The Executive is in the initial stages of this work and consultancy spend to date is €72,000.
“When we have established the right measures, we will run a public trust and confidence survey to give us a benchmark so we can track and measure our progress over the coming years,” a spokesperson informed the Medical Independent.
“Using research findings we will be working with our colleagues and patient representatives to identify areas where we need to take actions. By the end of this year, we aim to develop a trust and confidence action plan for the HSE.”
The HSE’s spokesperson outlined that, in 2018, the Minister for Health identified priorities for the new board. One of the priorities was to develop a plan for building public trust and confidence in the HSE and wider health service.
“The HSE board has asked the communications division to work with our colleagues and patient representatives to develop a strategy to build trust and confidence in the HSE.”
Research indicates that trust in an organisation “shapes future behaviour and actions towards it”.
“This is particularly important for the health service. If people have trust and confidence in their health service, they will use its services – for example they will attend for screening, diagnosis, and treatment. This will contribute significantly to population health and wellbeing.
“So we are therefore working to identify what drives and inhibits trust and confidence, how we can regularly measure the levels of trust and confidence and what actions we should take to retain and earn it. This work will support the delivery of the HSE’s corporate plan.”
According to a PowerPoint on the initiative, presented to the board in February, trust and confidence in the health service is also necessary to obtain political backing.

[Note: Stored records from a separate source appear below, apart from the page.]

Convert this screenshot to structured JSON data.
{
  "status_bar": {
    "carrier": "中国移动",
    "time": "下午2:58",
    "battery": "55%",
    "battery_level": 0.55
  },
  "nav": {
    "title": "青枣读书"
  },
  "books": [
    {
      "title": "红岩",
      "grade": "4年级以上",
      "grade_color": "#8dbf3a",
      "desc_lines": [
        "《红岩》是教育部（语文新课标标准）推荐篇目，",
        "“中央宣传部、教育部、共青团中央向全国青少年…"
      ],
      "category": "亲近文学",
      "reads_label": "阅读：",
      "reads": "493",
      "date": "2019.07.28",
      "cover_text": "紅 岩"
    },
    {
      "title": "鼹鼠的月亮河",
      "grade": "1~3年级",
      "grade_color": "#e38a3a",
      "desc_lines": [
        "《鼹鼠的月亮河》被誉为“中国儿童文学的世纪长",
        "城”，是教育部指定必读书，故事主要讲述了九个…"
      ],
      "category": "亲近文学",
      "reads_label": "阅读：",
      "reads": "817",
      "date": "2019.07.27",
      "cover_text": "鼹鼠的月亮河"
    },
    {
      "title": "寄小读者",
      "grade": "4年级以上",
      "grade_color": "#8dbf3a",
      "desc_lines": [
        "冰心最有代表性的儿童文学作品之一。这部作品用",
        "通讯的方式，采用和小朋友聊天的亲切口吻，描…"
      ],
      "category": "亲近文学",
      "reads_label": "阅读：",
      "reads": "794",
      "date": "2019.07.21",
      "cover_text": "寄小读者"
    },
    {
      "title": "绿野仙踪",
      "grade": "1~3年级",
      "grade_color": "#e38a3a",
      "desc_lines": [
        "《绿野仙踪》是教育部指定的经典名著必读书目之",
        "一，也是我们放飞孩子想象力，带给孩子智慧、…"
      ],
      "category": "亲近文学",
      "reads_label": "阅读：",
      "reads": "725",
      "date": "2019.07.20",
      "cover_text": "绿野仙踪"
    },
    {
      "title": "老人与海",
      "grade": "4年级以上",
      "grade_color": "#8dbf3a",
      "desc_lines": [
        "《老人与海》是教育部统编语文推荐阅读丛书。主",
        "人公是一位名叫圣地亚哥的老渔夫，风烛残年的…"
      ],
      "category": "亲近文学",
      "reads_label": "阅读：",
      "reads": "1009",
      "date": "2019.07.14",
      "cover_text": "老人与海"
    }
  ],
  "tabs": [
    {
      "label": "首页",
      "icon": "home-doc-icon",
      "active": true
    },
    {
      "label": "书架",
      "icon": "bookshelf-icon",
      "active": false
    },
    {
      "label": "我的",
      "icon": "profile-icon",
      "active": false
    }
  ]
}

“[Trust and confidence] have an impact on all of our stakeholders, for example those in the political system who are making the crucial decisions to provide the funding and the political will required to drive health service reform. It will therefore help further improve the health service.”
Research showed that trust in the Irish public health service was being maintained, with one in-three people continuing to have a high level of trust, according to the presentation. The percentage expressing a high level of trust had risen
from 16 per cent in February 2020 to 32 per cent in January 2021.
According to the HSE, as of June, public trust levels in the health service were “steady”, with 30 per cent of people reporting high trust levels.